[Records Boundary: Start]
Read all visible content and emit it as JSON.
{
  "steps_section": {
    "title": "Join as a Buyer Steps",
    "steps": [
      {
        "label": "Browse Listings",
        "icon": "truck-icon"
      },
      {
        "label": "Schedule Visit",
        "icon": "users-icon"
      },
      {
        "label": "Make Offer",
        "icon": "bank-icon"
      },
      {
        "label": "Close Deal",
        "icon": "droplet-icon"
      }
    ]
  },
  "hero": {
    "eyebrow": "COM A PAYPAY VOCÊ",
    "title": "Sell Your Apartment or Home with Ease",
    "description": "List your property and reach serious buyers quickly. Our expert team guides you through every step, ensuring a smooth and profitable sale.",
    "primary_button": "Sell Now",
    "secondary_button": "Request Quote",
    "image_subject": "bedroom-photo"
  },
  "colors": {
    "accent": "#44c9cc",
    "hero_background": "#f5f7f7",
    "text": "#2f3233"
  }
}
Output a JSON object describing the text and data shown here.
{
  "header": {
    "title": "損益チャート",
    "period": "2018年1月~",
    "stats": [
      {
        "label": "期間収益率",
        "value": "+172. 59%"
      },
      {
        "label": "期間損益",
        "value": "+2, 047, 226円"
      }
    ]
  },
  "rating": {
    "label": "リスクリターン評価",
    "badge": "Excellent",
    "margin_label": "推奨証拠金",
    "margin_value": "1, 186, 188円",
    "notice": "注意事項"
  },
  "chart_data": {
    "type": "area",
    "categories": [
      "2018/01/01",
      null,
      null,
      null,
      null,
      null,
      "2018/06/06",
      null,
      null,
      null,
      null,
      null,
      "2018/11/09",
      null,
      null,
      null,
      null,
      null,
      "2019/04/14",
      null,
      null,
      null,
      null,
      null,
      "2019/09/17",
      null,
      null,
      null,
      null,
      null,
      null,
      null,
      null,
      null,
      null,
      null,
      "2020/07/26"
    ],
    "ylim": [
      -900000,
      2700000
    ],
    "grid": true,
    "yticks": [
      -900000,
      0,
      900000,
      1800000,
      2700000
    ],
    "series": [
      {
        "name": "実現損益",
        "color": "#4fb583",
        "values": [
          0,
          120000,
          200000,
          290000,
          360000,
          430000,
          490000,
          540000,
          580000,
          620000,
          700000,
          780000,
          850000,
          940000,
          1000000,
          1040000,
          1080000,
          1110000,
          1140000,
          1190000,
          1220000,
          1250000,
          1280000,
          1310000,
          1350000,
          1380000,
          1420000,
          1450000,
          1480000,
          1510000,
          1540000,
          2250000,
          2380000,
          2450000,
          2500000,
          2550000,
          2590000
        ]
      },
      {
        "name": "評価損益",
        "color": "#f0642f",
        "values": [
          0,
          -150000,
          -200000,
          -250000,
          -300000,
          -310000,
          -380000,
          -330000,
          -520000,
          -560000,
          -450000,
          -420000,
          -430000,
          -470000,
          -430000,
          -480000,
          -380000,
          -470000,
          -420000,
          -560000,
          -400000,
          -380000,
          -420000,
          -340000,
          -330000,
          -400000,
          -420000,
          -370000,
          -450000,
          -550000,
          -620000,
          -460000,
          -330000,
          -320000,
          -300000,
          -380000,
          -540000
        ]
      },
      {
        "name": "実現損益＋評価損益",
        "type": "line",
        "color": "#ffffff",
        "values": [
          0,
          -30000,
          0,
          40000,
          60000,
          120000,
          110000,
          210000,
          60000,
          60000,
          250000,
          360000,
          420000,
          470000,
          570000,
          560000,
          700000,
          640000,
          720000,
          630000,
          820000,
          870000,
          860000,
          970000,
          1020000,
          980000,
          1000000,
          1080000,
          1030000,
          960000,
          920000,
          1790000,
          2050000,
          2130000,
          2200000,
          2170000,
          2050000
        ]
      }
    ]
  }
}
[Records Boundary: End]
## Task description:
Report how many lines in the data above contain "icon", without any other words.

## Result for this exercise:
4